'''

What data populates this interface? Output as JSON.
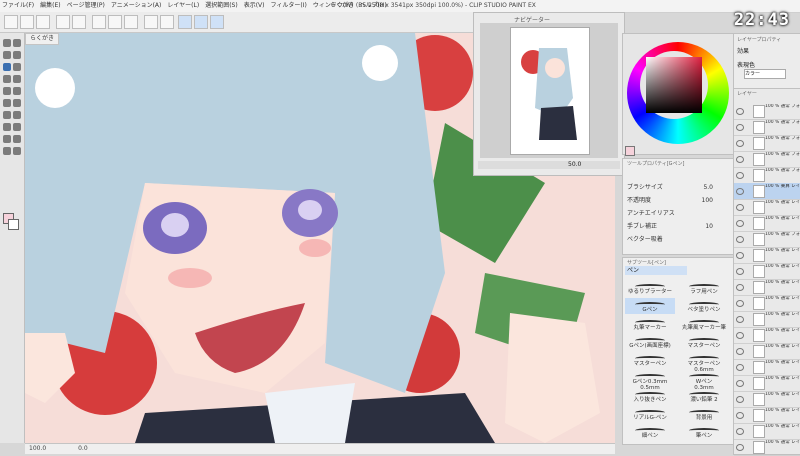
{
  "window": {
    "title": "らくがき (B5 2508 x 3541px 350dpi 100.0%) - CLIP STUDIO PAINT EX",
    "menu": [
      "ファイル(F)",
      "編集(E)",
      "ページ管理(P)",
      "アニメーション(A)",
      "レイヤー(L)",
      "選択範囲(S)",
      "表示(V)",
      "フィルター(I)",
      "ウィンドウ(W)",
      "ヘルプ(H)"
    ]
  },
  "clock": "22:43",
  "canvas": {
    "tab_label": "らくがき",
    "zoom": "100.0",
    "status": "0.0"
  },
  "navigator": {
    "title": "ナビゲーター",
    "zoom": "50.0",
    "angle": "0.0"
  },
  "color": {
    "panel_title": "カラーサークル",
    "current": "#f6d2db"
  },
  "layer_property": {
    "title": "レイヤープロパティ",
    "effect": "効果",
    "expression": "表現色",
    "expression_value": "カラー"
  },
  "tool_property": {
    "title": "ツールプロパティ[Gペン]",
    "rows": [
      {
        "label": "ブラシサイズ",
        "value": "5.0"
      },
      {
        "label": "不透明度",
        "value": "100"
      },
      {
        "label": "アンチエイリアス",
        "value": ""
      },
      {
        "label": "手ブレ補正",
        "value": "10"
      },
      {
        "label": "ベクター吸着",
        "value": ""
      }
    ]
  },
  "sub_tool": {
    "title": "サブツール[ペン]",
    "group": "ペン",
    "brushes": [
      "ゆるりプラーター",
      "ラフ用ペン",
      "Gペン",
      "ベタ塗りペン",
      "丸筆マーカー",
      "丸筆風マーカー筆",
      "Gペン(画面座標)",
      "マスターペン 0.6mm",
      "マスターペン 0.5mm",
      "マスターペン 0.3mm",
      "Gペン0.3mm",
      "Wペン",
      "入り抜きペン",
      "濃い鉛筆 2",
      "リアルG-ペン",
      "背景用",
      "細ペン",
      "筆ペン",
      "背景ブラシ",
      "アニメーター推奨ペン"
    ]
  },
  "layers": {
    "title": "レイヤー",
    "items": [
      {
        "label": "100 % 通常 フォルダー 1"
      },
      {
        "label": "100 % 通常 フォルダー 2"
      },
      {
        "label": "100 % 通常 フォルダー 3"
      },
      {
        "label": "100 % 通常 フォルダー 4"
      },
      {
        "label": "100 % 通常 フォルダー 5"
      },
      {
        "label": "100 % 乗算 レイヤー 318"
      },
      {
        "label": "100 % 通常 レイヤー 317"
      },
      {
        "label": "100 % 通常 レイヤー 298"
      },
      {
        "label": "100 % 通常 フォルダー 19"
      },
      {
        "label": "100 % 通常 レイヤー 312"
      },
      {
        "label": "100 % 通常 レイヤー 311"
      },
      {
        "label": "100 % 通常 レイヤー 304"
      },
      {
        "label": "100 % 通常 レイヤー 303"
      },
      {
        "label": "100 % 通常 レイヤー 302"
      },
      {
        "label": "100 % 通常 レイヤー 301"
      },
      {
        "label": "100 % 通常 レイヤー 300"
      },
      {
        "label": "100 % 通常 レイヤー 299"
      },
      {
        "label": "100 % 通常 レイヤー 296"
      },
      {
        "label": "100 % 通常 レイヤー 297"
      },
      {
        "label": "100 % 通常 レイヤー 295"
      },
      {
        "label": "100 % 通常 レイヤー 294"
      },
      {
        "label": "100 % 通常 レイヤー 293"
      }
    ]
  }
}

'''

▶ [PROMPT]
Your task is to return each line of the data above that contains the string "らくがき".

▶ [OUTPUT FOR THIS EXERCISE]
    "title": "らくがき (B5 2508 x 3541px 350dpi 100.0%) - CLIP STUDIO PAINT EX",
    "tab_label": "らくがき",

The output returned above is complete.